> [DATA FOR PROCESSING]:
----------------

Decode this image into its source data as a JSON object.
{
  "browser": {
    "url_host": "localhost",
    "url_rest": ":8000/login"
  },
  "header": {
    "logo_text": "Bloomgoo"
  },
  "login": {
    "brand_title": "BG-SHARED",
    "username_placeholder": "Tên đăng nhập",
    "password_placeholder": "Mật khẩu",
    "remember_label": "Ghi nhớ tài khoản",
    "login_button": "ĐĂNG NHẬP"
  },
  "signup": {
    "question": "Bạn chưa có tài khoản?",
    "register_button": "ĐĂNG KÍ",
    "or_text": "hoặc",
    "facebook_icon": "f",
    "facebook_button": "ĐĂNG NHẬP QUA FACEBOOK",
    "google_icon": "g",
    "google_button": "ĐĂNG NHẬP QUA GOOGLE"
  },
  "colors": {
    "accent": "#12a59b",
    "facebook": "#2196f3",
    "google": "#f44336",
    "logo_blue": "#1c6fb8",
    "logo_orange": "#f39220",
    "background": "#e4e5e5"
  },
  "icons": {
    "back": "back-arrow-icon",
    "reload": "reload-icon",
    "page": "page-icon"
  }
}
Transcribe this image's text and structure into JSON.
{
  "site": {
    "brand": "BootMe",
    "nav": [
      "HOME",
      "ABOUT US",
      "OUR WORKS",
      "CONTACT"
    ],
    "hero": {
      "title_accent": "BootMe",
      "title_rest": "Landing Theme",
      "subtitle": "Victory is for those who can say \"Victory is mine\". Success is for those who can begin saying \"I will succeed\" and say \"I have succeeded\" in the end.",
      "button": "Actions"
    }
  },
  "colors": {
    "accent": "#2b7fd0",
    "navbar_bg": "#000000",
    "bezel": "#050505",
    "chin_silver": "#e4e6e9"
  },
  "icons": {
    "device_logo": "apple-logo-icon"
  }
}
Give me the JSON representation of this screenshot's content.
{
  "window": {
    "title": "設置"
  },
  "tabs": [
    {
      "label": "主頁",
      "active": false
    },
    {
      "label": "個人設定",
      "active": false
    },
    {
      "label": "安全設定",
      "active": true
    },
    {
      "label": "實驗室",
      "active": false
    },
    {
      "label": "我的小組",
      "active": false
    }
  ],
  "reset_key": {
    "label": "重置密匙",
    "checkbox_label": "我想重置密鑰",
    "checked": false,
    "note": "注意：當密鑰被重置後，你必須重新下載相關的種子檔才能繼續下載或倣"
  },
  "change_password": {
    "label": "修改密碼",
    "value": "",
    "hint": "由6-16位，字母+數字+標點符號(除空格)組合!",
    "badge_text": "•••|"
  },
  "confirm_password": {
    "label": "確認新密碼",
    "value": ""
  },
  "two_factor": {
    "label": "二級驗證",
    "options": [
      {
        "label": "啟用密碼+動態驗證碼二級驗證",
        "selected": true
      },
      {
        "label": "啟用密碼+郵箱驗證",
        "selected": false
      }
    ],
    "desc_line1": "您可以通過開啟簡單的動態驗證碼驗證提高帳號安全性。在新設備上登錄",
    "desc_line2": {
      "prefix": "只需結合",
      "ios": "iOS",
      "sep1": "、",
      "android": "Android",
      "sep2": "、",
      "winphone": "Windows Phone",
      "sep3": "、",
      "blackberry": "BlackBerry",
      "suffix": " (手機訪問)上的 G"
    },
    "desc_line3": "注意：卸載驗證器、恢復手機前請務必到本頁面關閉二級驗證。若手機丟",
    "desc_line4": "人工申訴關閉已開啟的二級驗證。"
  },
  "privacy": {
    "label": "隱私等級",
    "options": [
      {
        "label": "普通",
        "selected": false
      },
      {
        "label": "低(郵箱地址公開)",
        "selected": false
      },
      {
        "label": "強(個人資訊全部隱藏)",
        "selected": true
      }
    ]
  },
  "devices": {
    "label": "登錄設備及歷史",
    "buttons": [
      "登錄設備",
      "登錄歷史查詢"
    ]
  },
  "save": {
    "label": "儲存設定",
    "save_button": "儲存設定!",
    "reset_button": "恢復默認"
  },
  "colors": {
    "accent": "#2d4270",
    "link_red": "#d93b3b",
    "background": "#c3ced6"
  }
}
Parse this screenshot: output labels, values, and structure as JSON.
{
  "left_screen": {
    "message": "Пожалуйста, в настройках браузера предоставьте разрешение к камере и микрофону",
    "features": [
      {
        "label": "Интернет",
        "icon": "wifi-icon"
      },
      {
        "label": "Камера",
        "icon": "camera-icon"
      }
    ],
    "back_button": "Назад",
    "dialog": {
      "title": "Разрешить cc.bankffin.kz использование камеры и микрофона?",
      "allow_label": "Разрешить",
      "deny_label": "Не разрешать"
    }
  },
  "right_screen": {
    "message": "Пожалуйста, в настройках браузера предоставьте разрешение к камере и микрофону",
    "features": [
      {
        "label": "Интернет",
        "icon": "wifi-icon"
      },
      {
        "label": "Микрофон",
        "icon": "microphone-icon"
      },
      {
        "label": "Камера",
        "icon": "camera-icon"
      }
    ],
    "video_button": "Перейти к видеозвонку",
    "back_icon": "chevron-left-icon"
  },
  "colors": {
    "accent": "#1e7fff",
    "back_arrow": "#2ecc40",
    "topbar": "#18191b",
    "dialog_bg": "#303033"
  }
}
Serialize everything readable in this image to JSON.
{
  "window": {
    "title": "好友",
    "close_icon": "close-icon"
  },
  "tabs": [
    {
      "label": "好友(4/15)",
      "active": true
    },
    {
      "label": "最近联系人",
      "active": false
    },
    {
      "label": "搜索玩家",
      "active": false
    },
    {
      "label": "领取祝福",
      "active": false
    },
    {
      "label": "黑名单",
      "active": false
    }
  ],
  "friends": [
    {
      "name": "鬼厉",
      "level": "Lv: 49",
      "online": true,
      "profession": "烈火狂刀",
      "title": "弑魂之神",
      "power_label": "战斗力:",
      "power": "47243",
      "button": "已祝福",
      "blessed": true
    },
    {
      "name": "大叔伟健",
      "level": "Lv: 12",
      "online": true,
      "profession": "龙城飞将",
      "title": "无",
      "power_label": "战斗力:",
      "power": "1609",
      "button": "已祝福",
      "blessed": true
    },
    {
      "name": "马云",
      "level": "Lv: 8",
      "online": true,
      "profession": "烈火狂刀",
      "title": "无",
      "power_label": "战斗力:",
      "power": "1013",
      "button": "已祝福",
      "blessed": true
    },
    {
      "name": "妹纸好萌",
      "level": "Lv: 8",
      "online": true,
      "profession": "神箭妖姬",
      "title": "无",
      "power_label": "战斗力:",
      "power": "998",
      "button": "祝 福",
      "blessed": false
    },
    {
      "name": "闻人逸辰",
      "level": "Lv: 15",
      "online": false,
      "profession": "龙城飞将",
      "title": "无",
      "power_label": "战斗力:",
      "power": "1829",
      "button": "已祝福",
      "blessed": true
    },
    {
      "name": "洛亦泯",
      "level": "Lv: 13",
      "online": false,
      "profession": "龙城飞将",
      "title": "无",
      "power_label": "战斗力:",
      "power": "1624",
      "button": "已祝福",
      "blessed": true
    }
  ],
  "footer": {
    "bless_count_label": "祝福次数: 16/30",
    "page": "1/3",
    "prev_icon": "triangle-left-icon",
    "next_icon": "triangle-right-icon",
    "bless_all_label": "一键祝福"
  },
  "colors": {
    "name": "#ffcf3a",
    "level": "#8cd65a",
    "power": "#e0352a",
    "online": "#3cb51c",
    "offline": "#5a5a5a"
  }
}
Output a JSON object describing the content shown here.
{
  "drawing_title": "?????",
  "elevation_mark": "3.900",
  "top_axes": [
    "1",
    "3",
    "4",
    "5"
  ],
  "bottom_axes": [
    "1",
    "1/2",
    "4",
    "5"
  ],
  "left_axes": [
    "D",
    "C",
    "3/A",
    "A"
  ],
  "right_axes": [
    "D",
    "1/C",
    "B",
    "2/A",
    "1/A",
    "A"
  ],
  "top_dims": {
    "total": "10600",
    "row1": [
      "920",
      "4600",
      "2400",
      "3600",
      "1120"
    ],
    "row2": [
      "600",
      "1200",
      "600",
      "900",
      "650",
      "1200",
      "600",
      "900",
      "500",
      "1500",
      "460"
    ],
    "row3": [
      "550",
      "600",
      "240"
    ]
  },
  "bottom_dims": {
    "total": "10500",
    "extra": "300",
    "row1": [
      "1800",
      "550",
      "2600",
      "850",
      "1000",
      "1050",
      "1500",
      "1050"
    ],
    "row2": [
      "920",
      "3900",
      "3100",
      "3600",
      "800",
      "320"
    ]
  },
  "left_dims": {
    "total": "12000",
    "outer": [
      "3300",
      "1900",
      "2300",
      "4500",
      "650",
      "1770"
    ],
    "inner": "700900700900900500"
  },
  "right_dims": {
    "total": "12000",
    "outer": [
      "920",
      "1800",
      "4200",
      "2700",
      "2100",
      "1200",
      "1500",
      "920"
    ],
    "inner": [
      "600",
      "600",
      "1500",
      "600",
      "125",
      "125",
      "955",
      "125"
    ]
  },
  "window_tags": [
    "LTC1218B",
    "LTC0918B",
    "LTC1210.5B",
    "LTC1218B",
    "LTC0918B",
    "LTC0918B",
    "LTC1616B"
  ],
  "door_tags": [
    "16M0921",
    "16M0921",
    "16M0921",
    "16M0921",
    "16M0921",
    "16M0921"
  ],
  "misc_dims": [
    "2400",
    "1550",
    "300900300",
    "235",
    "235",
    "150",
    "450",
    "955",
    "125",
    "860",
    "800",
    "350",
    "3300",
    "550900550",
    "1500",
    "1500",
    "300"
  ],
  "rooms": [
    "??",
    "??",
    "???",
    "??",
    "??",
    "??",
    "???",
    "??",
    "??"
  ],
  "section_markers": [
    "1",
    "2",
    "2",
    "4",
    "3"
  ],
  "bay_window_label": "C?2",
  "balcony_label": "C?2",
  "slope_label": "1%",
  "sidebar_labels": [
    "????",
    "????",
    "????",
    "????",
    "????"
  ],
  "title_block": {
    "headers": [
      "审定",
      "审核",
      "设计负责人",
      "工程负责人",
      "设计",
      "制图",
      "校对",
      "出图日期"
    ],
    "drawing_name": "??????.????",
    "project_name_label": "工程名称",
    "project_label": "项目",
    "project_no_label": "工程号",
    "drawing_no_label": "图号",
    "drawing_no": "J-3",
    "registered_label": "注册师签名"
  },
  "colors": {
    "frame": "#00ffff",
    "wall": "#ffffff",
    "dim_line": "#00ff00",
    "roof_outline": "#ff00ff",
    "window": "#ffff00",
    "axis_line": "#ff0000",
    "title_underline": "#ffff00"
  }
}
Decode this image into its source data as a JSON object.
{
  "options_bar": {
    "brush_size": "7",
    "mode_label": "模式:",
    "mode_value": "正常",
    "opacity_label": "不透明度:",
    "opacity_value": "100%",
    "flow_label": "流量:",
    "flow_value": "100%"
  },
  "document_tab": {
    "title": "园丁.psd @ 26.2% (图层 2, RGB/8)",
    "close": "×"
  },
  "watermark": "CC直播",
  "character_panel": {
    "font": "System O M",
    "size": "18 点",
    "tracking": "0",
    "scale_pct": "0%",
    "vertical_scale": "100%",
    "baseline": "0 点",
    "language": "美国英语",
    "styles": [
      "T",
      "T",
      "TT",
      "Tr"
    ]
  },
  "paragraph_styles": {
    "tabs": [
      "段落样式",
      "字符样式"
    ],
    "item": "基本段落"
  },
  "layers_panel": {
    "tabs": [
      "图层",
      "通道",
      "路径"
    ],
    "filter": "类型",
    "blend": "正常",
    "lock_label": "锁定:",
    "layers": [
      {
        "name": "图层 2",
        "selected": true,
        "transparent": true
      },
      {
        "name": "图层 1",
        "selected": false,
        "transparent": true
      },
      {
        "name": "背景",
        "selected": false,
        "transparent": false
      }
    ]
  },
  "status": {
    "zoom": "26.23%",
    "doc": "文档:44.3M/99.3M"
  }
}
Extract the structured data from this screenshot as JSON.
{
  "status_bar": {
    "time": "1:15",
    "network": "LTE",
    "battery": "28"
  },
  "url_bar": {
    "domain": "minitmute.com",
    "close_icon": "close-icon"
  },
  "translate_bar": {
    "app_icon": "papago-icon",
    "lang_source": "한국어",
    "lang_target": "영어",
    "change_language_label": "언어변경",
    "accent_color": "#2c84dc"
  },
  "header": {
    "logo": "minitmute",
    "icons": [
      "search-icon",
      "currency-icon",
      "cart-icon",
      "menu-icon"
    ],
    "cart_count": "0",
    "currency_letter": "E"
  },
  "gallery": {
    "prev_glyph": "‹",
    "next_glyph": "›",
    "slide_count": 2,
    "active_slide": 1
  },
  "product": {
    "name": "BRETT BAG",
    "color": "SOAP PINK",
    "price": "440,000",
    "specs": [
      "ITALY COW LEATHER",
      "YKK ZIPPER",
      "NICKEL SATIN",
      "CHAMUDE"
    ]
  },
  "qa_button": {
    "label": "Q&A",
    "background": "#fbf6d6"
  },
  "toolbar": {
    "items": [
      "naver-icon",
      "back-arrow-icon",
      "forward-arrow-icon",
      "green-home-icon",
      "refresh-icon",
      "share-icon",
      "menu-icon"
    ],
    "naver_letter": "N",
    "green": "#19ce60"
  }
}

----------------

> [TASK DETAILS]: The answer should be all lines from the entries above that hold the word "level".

> [YOUR RESPONSE]:
      "level": "Lv: 49",
      "level": "Lv: 12",
      "level": "Lv: 8",
      "level": "Lv: 8",
      "level": "Lv: 15",
      "level": "Lv: 13",
    "level": "#8cd65a",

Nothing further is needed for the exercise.